When I was growing up, I was a big comic book reader. It started with my mother reading to me until I became old enough to read them myself.
From cowboys and Indians, I slowly segued into war. I’m not sure if that’s because I was a typical red-blooded American boy or if it was a reflection of the culture. Back then, westerns were the most popular shows on TV and the movies. John Wayne and Matt Dillon were the heroes of everyone I knew. Plus, World War II was still fresh in everyone’s minds, so there was a plethora of books and movies on that as well.
I eagerly devoured such comics as “Our Fighting Forces” and “Our Army at War.” My favorite was a Dell series called “War-Stories Combat,” each one featuring a World War II battle, like the Battle of the Bulge or Okinawa.
To my innocent mind, war was glorious, even glamorous. Of course, all the characters, regardless of how badly they got shot up in one issue, always returned full strength in the next. Sort of like a Wile E. Coyote cartoon or a Bruce Willis movie. The fictional soldiers were so good, I often wondered why the enemy didn’t run out of troops and equipment.
The comics that caught my eye the most were the ones with dramatic covers, like
Gunner and Sarge balancing themselves on the wing of a Japanese plane, dodging the pilot’s bullets while trying to drop hand grenades into the smoke stack of an enemy destroyer. In another, Sgt. Rock tried to save Easy Co. by hanging on the barrel of a tank while shooting his machine gun at an enemy plane bearing down on him.

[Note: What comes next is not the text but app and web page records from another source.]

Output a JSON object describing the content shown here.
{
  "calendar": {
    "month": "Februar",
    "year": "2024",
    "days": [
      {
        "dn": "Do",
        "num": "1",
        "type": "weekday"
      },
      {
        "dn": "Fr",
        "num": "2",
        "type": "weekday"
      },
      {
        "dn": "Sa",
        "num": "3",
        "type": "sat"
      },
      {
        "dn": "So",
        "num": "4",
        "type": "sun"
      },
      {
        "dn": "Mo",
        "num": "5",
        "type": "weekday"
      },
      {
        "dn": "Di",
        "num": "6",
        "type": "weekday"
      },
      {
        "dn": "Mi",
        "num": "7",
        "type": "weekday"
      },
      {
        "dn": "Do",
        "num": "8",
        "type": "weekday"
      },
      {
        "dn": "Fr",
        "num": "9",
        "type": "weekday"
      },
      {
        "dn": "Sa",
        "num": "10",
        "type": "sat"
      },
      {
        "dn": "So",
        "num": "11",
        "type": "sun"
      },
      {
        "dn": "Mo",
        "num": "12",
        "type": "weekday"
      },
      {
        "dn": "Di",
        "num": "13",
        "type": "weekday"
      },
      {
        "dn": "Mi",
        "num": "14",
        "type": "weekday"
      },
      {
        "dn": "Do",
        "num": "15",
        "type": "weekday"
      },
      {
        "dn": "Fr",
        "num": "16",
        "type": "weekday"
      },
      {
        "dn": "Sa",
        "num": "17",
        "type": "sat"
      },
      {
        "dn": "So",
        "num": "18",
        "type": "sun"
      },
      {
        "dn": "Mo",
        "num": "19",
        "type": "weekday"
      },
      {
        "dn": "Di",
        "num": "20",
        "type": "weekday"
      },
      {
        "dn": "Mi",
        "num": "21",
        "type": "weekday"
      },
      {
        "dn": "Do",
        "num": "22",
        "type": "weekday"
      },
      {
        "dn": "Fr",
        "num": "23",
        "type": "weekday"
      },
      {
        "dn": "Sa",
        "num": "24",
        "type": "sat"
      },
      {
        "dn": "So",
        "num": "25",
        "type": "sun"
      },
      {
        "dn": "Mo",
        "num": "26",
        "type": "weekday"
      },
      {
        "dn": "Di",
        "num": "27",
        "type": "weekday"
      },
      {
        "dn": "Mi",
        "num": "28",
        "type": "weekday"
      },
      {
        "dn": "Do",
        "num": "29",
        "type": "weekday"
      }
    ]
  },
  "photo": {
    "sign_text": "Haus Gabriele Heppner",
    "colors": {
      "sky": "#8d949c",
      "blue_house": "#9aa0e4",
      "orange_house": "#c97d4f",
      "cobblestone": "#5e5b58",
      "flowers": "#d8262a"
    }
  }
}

Unlike some of my friends, I was never into the superheroes, but I did like something called “Tomahawk,” in which a group of Revolutionary War soldiers fought off giant prehistoric birds. I don’t know why, but they did.
To tell you how long ago all of this was, comic books cost 12 cents.
For all those horrified mothers out there, I should probably note that all that violence didn’t warp my mind. You can probably blame that on rock and roll. I am now a middle-aged man who sees war for what it is – something that is unfortunately necessary at times, but should be avoided if at all possible.
From comic books, I progressed to sports books and then more traditional literature. Comic books always remind me of an innocent time in my life when the good guys always won over evil.
I hadn’t really thought about comic books in years until I got a press release about a free comic book giveaway on Saturday, May 4. Comic book stores throughout the nation, including Graham Crackers Comics, 901C Lucinda Ave. in DeKalb, will give away six comics to each customer free of charge, from 11 a.m. to 5 p.m.
According to the website, this is an annual event in which 27 million books have been given away in the last decade. The main purpose is to get people interested in comics.
I don’t know if this will revive my own interest or not, but it has certainly aroused my curiosity. If I get a chance, I’m going to swing by and get a few copies. Even if I don’t read them myself, this may be a good thing to send to the real-life soldiers who are fighting real-life battles overseas. Maybe it can bring back a few nice childhood memories for them. They probably need them a lot more than I do.